There are some technologies we use every day and don’t even realize how much of a breakthrough they were at the time they were invented. The reason is because they’re so simple and practical that we incorporate them in our daily lives without recognizing them as technology.
Try to picture this scene: you’re slipping into a jumpsuit for a designated work task. You need to be safe for the job, and very quick. Oh, and you’re alone, too. What would be the ideal way to close your jumpsuit? Buttons? Straps? Or a zipper?

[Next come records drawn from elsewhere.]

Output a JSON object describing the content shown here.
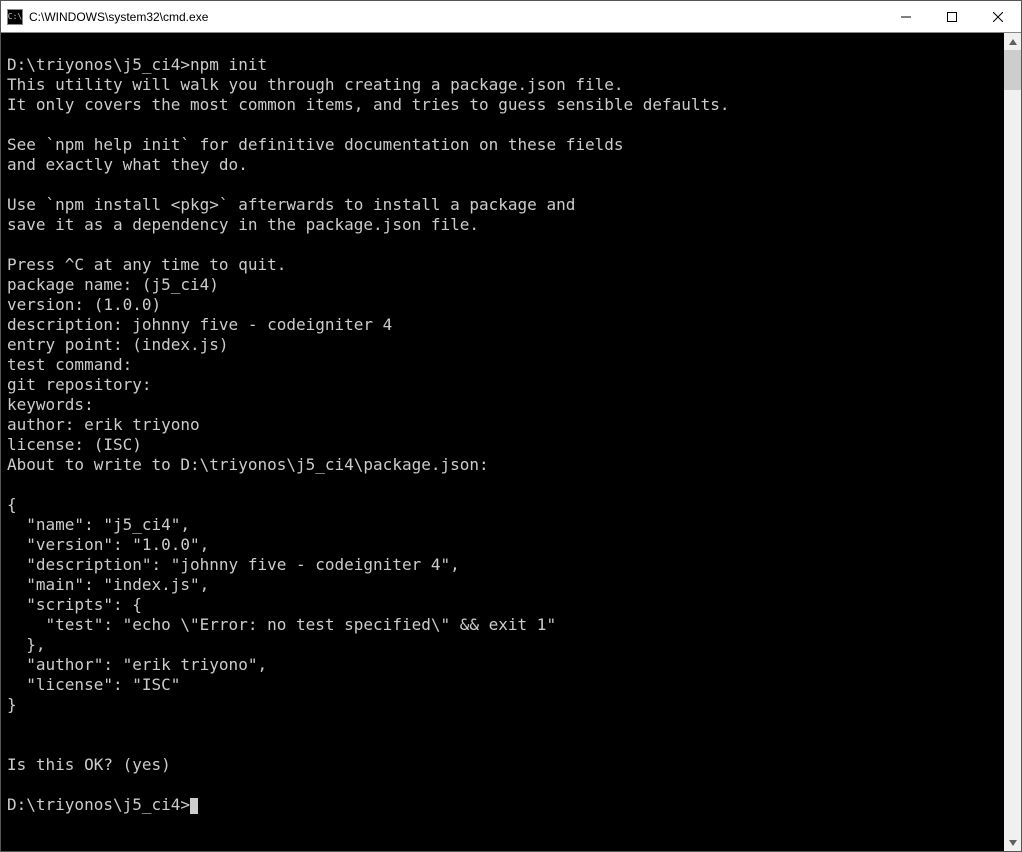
{
  "window": {
    "title": "C:\\WINDOWS\\system32\\cmd.exe",
    "icon_label": "C:\\"
  },
  "terminal": {
    "lines": [
      "",
      "D:\\triyonos\\j5_ci4>npm init",
      "This utility will walk you through creating a package.json file.",
      "It only covers the most common items, and tries to guess sensible defaults.",
      "",
      "See `npm help init` for definitive documentation on these fields",
      "and exactly what they do.",
      "",
      "Use `npm install <pkg>` afterwards to install a package and",
      "save it as a dependency in the package.json file.",
      "",
      "Press ^C at any time to quit.",
      "package name: (j5_ci4)",
      "version: (1.0.0)",
      "description: johnny five - codeigniter 4",
      "entry point: (index.js)",
      "test command:",
      "git repository:",
      "keywords:",
      "author: erik triyono",
      "license: (ISC)",
      "About to write to D:\\triyonos\\j5_ci4\\package.json:",
      "",
      "{",
      "  \"name\": \"j5_ci4\",",
      "  \"version\": \"1.0.0\",",
      "  \"description\": \"johnny five - codeigniter 4\",",
      "  \"main\": \"index.js\",",
      "  \"scripts\": {",
      "    \"test\": \"echo \\\"Error: no test specified\\\" && exit 1\"",
      "  },",
      "  \"author\": \"erik triyono\",",
      "  \"license\": \"ISC\"",
      "}",
      "",
      "",
      "Is this OK? (yes)",
      "",
      "D:\\triyonos\\j5_ci4>"
    ]
  }
}
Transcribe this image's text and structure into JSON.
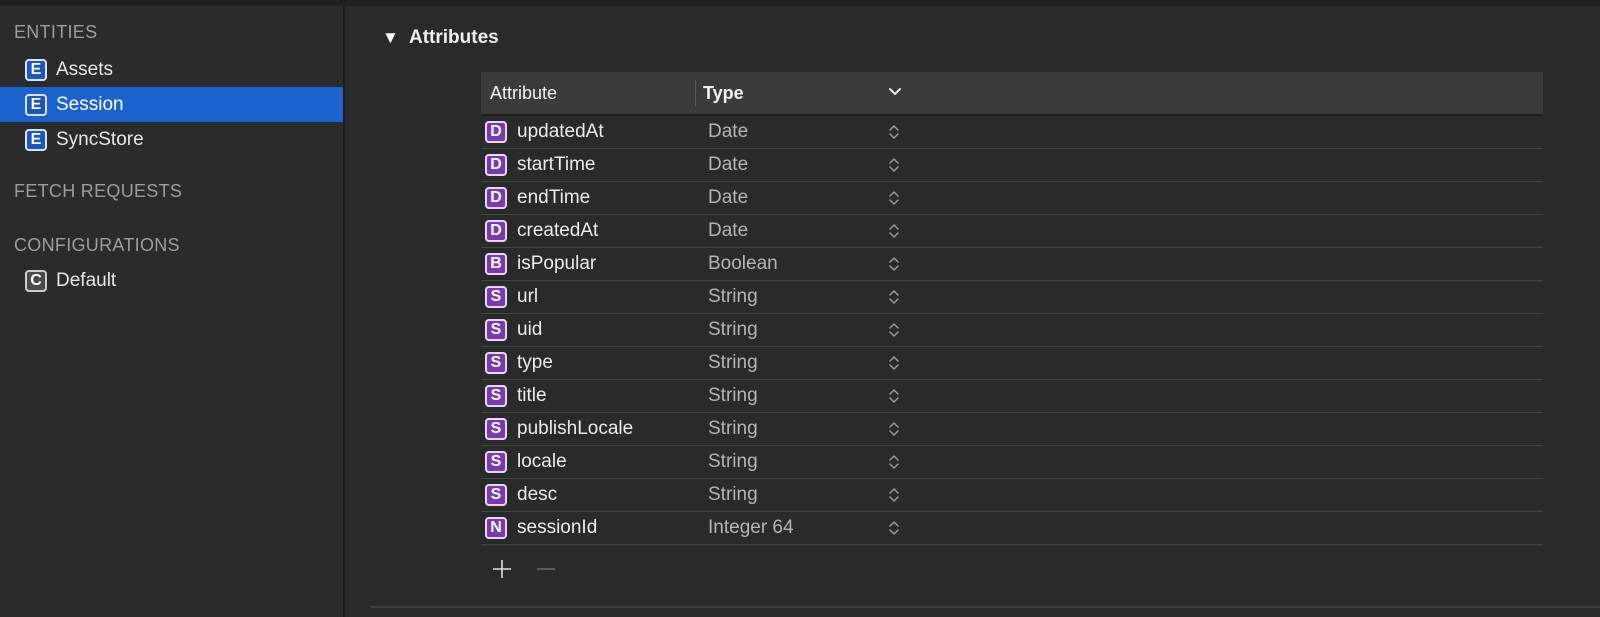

It’s difficult to imagine our lives without zippers, a simple device that makes us faster without any compromise to the design. Sometimes, a zipper can be an interesting style improvement. We can find zippers on trousers, jackets, backpacks, purses, tents, sleeping bags, suitcases and on more complex clothing like spacesuits, hazmat suits, and scuba diving dry suits. Zippers are everywhere, and you’re probably wearing one right now!
The creation of the zipper was a long and drawn-out process, involving many different inventors, patents and multiple iterations until it finally became the zipper that we know and love.
Whitcomb Judson is credited as the Father of the Zipper, 42 years before he invented the “Clasp Locker”. Elias Howe received a patent for the “Automatic, Continuous Clothing Closure” in 1851. Howe’s device was more like a drawstring rather than a slide fastener, but still, he was pretty good at inventing things. If you check his Wikipedia page, you’ll find another great invention of his in the fashion industry: the sewing machine.
Judson’s device was a lot more complicated than Howe’s, and included a hook-and-eye shoe fastener. He debuted it at the 1893 World’s Fair in Chicago, where it received very little fanfare. He later opened his own company, the Universal Fastener Company.
A man by the name of Gideon Sundback started working for Howe, and a few years later, he improved upon the Clasp Locker and received a patent in 1917 for the “Separable Fastener.” And it is from there that we can trace the roots of the zippers that we use today.
The first high fashion designer to use the zipper was Elsa Schiaparelli in 1935. Commissioned by Harry Houghton of the Lightening Fastener’s Canadian division, the collection was created to promote the fastener among the fashion industry. Schiaparelli added zippers all over her pieces, even in places with no need to be zipped, using them as a fetish accessory–not exactly a functional element.
The Hollywood actress Rita Hayworth reinforced this fetishism around the zipper, using it on the scene as a provocative element part of her performance as the unforgettable Gilda, in 1946.
But zippers weren’t used on clothing until 1925. Before this, their main use was for closing boots and tobacco pouches; one day, Schott NYC decided to apply it to the Perfecto leather jacket. Years later it was part of the “rebel” look with Marlon Brando and James Dean, and Esquire magazine wrote that zippers were the “Newest Tailoring Idea for Men.”
The zipper also became famous as “Self-Help Clothing”. A whole campaign was created to push the zipper among children because by wearing them, they no longer needed to be so dependent on their parents to dress them.
While the zipper is the most common fastener used today, it has continued to see some improvements, including zippers that open at both ends. The zipper is great example of showing that innovative ideas can always be upgraded as we move through different needs.
Here is something to think about: in the spirit of the zipper, what other wearable invention could make us dress faster yet be fashionable? Please leave us a comment!
We are exploring the Future of Fashion and Mobility to discover the features and technologies that these two disciplines have in common and how they shape what’s next. Please keep an eye on our chapters and on the full content of The Future Fashion and Mobility Trend Report. If you would like to read the entire report now, please contact us via email@example.com
Sharing is caring!
The cookie settings on this website are set to "allow cookies" to give you the best browsing experience possible. If you continue to use this website without changing your cookie settings or you click "Accept" below then you are consenting to this.